Records excerpted from a collection
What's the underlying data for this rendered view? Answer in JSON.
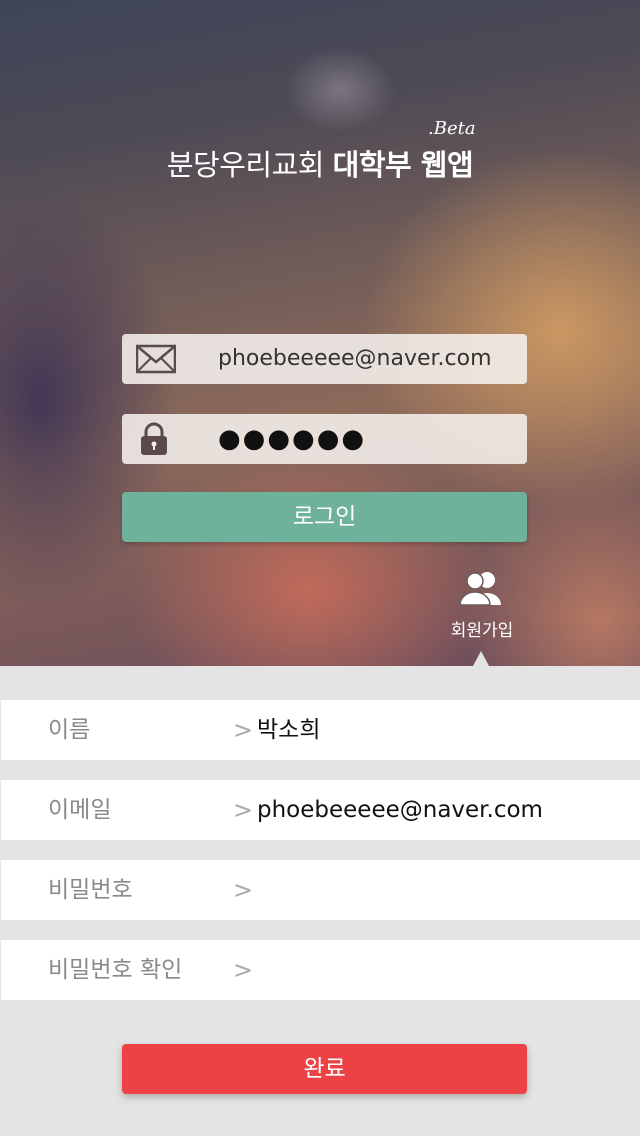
{
  "header": {
    "title_regular": "분당우리교회",
    "title_bold": "대학부 웹앱",
    "beta": ".Beta"
  },
  "login": {
    "email_value": "phoebeeeee@naver.com",
    "password_masked": "●●●●●●",
    "login_label": "로그인",
    "email_icon": "envelope-icon",
    "password_icon": "lock-icon"
  },
  "signup": {
    "label": "회원가입",
    "icon": "users-icon"
  },
  "form": {
    "rows": [
      {
        "label": "이름",
        "value": "박소희"
      },
      {
        "label": "이메일",
        "value": "phoebeeeee@naver.com"
      },
      {
        "label": "비밀번호",
        "value": ""
      },
      {
        "label": "비밀번호 확인",
        "value": ""
      }
    ],
    "chevron": ">",
    "done_label": "완료"
  },
  "colors": {
    "login_button": "#6fb29c",
    "done_button": "#ec4245",
    "form_background": "#e4e4e4"
  }
}
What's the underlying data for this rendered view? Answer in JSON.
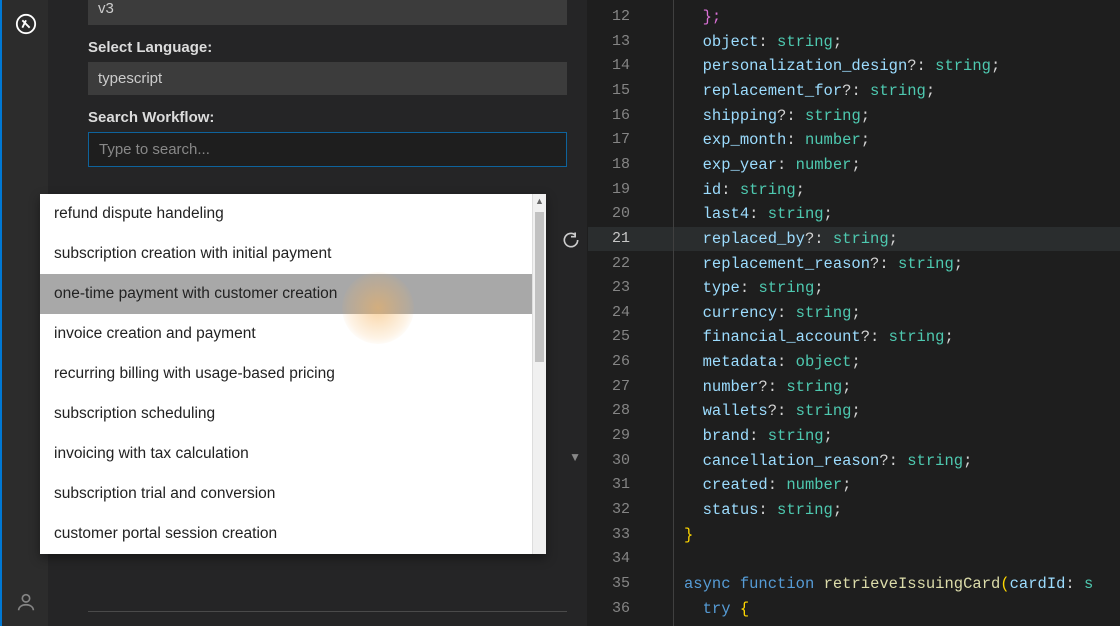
{
  "sidebar": {
    "select_language_label": "Select Language:",
    "select_language_value": "typescript",
    "version_value": "v3",
    "search_workflow_label": "Search Workflow:",
    "search_placeholder": "Type to search...",
    "search_value": ""
  },
  "dropdown": {
    "items": [
      "refund dispute handeling",
      "subscription creation with initial payment",
      "one-time payment with customer creation",
      "invoice creation and payment",
      "recurring billing with usage-based pricing",
      "subscription scheduling",
      "invoicing with tax calculation",
      "subscription trial and conversion",
      "customer portal session creation"
    ],
    "hovered_index": 2
  },
  "editor": {
    "line_start": 12,
    "active_line": 21,
    "lines": [
      {
        "n": 12,
        "tokens": [
          {
            "t": "};",
            "c": "brace",
            "indent": 1
          }
        ]
      },
      {
        "n": 13,
        "tokens": [
          {
            "t": "object",
            "c": "var",
            "indent": 1
          },
          {
            "t": ": ",
            "c": "punc"
          },
          {
            "t": "string",
            "c": "type"
          },
          {
            "t": ";",
            "c": "punc"
          }
        ]
      },
      {
        "n": 14,
        "tokens": [
          {
            "t": "personalization_design",
            "c": "var",
            "indent": 1
          },
          {
            "t": "?: ",
            "c": "punc"
          },
          {
            "t": "string",
            "c": "type"
          },
          {
            "t": ";",
            "c": "punc"
          }
        ]
      },
      {
        "n": 15,
        "tokens": [
          {
            "t": "replacement_for",
            "c": "var",
            "indent": 1
          },
          {
            "t": "?: ",
            "c": "punc"
          },
          {
            "t": "string",
            "c": "type"
          },
          {
            "t": ";",
            "c": "punc"
          }
        ]
      },
      {
        "n": 16,
        "tokens": [
          {
            "t": "shipping",
            "c": "var",
            "indent": 1
          },
          {
            "t": "?: ",
            "c": "punc"
          },
          {
            "t": "string",
            "c": "type"
          },
          {
            "t": ";",
            "c": "punc"
          }
        ]
      },
      {
        "n": 17,
        "tokens": [
          {
            "t": "exp_month",
            "c": "var",
            "indent": 1
          },
          {
            "t": ": ",
            "c": "punc"
          },
          {
            "t": "number",
            "c": "type"
          },
          {
            "t": ";",
            "c": "punc"
          }
        ]
      },
      {
        "n": 18,
        "tokens": [
          {
            "t": "exp_year",
            "c": "var",
            "indent": 1
          },
          {
            "t": ": ",
            "c": "punc"
          },
          {
            "t": "number",
            "c": "type"
          },
          {
            "t": ";",
            "c": "punc"
          }
        ]
      },
      {
        "n": 19,
        "tokens": [
          {
            "t": "id",
            "c": "var",
            "indent": 1
          },
          {
            "t": ": ",
            "c": "punc"
          },
          {
            "t": "string",
            "c": "type"
          },
          {
            "t": ";",
            "c": "punc"
          }
        ]
      },
      {
        "n": 20,
        "tokens": [
          {
            "t": "last4",
            "c": "var",
            "indent": 1
          },
          {
            "t": ": ",
            "c": "punc"
          },
          {
            "t": "string",
            "c": "type"
          },
          {
            "t": ";",
            "c": "punc"
          }
        ]
      },
      {
        "n": 21,
        "tokens": [
          {
            "t": "replaced_by",
            "c": "var",
            "indent": 1
          },
          {
            "t": "?: ",
            "c": "punc"
          },
          {
            "t": "string",
            "c": "type"
          },
          {
            "t": ";",
            "c": "punc"
          }
        ]
      },
      {
        "n": 22,
        "tokens": [
          {
            "t": "replacement_reason",
            "c": "var",
            "indent": 1
          },
          {
            "t": "?: ",
            "c": "punc"
          },
          {
            "t": "string",
            "c": "type"
          },
          {
            "t": ";",
            "c": "punc"
          }
        ]
      },
      {
        "n": 23,
        "tokens": [
          {
            "t": "type",
            "c": "var",
            "indent": 1
          },
          {
            "t": ": ",
            "c": "punc"
          },
          {
            "t": "string",
            "c": "type"
          },
          {
            "t": ";",
            "c": "punc"
          }
        ]
      },
      {
        "n": 24,
        "tokens": [
          {
            "t": "currency",
            "c": "var",
            "indent": 1
          },
          {
            "t": ": ",
            "c": "punc"
          },
          {
            "t": "string",
            "c": "type"
          },
          {
            "t": ";",
            "c": "punc"
          }
        ]
      },
      {
        "n": 25,
        "tokens": [
          {
            "t": "financial_account",
            "c": "var",
            "indent": 1
          },
          {
            "t": "?: ",
            "c": "punc"
          },
          {
            "t": "string",
            "c": "type"
          },
          {
            "t": ";",
            "c": "punc"
          }
        ]
      },
      {
        "n": 26,
        "tokens": [
          {
            "t": "metadata",
            "c": "var",
            "indent": 1
          },
          {
            "t": ": ",
            "c": "punc"
          },
          {
            "t": "object",
            "c": "type"
          },
          {
            "t": ";",
            "c": "punc"
          }
        ]
      },
      {
        "n": 27,
        "tokens": [
          {
            "t": "number",
            "c": "var",
            "indent": 1
          },
          {
            "t": "?: ",
            "c": "punc"
          },
          {
            "t": "string",
            "c": "type"
          },
          {
            "t": ";",
            "c": "punc"
          }
        ]
      },
      {
        "n": 28,
        "tokens": [
          {
            "t": "wallets",
            "c": "var",
            "indent": 1
          },
          {
            "t": "?: ",
            "c": "punc"
          },
          {
            "t": "string",
            "c": "type"
          },
          {
            "t": ";",
            "c": "punc"
          }
        ]
      },
      {
        "n": 29,
        "tokens": [
          {
            "t": "brand",
            "c": "var",
            "indent": 1
          },
          {
            "t": ": ",
            "c": "punc"
          },
          {
            "t": "string",
            "c": "type"
          },
          {
            "t": ";",
            "c": "punc"
          }
        ]
      },
      {
        "n": 30,
        "tokens": [
          {
            "t": "cancellation_reason",
            "c": "var",
            "indent": 1
          },
          {
            "t": "?: ",
            "c": "punc"
          },
          {
            "t": "string",
            "c": "type"
          },
          {
            "t": ";",
            "c": "punc"
          }
        ]
      },
      {
        "n": 31,
        "tokens": [
          {
            "t": "created",
            "c": "var",
            "indent": 1
          },
          {
            "t": ": ",
            "c": "punc"
          },
          {
            "t": "number",
            "c": "type"
          },
          {
            "t": ";",
            "c": "punc"
          }
        ]
      },
      {
        "n": 32,
        "tokens": [
          {
            "t": "status",
            "c": "var",
            "indent": 1
          },
          {
            "t": ": ",
            "c": "punc"
          },
          {
            "t": "string",
            "c": "type"
          },
          {
            "t": ";",
            "c": "punc"
          }
        ]
      },
      {
        "n": 33,
        "tokens": [
          {
            "t": "}",
            "c": "ybrace",
            "indent": 0
          }
        ]
      },
      {
        "n": 34,
        "tokens": []
      },
      {
        "n": 35,
        "tokens": [
          {
            "t": "async",
            "c": "key",
            "indent": 0
          },
          {
            "t": " ",
            "c": "punc"
          },
          {
            "t": "function",
            "c": "key"
          },
          {
            "t": " ",
            "c": "punc"
          },
          {
            "t": "retrieveIssuingCard",
            "c": "fn"
          },
          {
            "t": "(",
            "c": "ybrace"
          },
          {
            "t": "cardId",
            "c": "var"
          },
          {
            "t": ": ",
            "c": "punc"
          },
          {
            "t": "s",
            "c": "type"
          }
        ]
      },
      {
        "n": 36,
        "tokens": [
          {
            "t": "try",
            "c": "key",
            "indent": 1
          },
          {
            "t": " ",
            "c": "punc"
          },
          {
            "t": "{",
            "c": "ybrace"
          }
        ]
      }
    ]
  }
}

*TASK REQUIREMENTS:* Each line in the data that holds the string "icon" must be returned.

*OUTPUT FOR THIS TASK:*
    "email_icon": "envelope-icon",
    "password_icon": "lock-icon"
    "icon": "users-icon"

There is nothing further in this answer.